§ YOUR INSTRUCTIONS
Say how many lines in the entries hold the word "screenshot", and reply with that number only.

§ INPUT DATA
------------------------------

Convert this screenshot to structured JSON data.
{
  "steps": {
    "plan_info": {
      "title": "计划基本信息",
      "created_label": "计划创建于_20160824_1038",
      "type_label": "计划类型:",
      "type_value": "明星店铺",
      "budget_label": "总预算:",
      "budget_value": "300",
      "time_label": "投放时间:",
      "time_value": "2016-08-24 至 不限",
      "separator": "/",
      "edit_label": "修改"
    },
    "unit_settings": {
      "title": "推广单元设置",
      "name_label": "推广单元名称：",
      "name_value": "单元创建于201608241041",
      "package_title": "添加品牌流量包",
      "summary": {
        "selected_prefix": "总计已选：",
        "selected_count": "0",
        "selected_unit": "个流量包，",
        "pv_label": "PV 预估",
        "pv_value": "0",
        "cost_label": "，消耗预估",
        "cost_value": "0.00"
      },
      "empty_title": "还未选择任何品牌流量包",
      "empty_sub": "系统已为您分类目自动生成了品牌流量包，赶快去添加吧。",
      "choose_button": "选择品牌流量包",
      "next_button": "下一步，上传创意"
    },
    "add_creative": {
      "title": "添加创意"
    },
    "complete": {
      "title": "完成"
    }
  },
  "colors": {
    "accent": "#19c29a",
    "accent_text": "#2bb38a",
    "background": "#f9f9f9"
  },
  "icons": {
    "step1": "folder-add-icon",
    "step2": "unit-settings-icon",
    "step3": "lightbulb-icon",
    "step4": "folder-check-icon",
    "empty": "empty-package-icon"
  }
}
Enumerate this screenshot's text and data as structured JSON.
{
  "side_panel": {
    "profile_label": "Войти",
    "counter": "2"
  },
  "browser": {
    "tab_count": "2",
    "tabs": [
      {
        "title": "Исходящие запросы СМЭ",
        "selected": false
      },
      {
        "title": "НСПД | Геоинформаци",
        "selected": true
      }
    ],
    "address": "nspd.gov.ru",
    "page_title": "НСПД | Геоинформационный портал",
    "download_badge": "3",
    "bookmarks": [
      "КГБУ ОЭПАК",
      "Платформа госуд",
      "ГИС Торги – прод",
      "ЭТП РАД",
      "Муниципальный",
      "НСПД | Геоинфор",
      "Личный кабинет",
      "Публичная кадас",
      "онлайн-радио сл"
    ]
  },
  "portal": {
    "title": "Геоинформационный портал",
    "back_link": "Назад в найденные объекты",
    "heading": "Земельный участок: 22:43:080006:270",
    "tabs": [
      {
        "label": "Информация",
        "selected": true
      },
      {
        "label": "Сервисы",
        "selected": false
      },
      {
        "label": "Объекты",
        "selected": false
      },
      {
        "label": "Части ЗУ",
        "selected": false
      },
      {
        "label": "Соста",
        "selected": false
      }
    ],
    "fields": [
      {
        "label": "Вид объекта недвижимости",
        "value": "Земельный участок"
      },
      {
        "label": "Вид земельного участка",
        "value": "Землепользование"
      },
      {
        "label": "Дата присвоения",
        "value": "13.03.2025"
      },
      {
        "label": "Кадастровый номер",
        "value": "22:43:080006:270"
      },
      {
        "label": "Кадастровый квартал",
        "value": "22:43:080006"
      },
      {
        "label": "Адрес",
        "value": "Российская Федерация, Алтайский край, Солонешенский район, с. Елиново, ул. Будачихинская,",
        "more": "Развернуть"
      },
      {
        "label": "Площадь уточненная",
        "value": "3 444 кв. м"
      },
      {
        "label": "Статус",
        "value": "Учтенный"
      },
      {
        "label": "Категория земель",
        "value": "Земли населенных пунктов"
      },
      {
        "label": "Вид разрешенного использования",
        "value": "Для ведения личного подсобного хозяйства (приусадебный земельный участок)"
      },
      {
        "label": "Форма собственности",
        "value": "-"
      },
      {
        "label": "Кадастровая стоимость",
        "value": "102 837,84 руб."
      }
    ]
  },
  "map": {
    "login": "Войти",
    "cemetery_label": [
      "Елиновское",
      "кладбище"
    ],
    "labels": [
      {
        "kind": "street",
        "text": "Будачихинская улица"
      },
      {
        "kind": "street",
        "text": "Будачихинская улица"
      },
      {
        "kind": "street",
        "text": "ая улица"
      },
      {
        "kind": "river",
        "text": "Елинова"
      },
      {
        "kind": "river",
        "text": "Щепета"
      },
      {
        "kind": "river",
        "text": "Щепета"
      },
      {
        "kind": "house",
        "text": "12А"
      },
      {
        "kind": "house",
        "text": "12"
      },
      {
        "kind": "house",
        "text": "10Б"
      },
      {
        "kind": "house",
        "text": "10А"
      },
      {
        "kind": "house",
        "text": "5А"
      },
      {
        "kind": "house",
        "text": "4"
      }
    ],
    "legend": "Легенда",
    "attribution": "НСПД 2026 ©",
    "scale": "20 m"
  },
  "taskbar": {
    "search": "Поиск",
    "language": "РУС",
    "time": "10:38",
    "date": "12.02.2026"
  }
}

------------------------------

§ SOLUTION TO THIS EXERCISE
2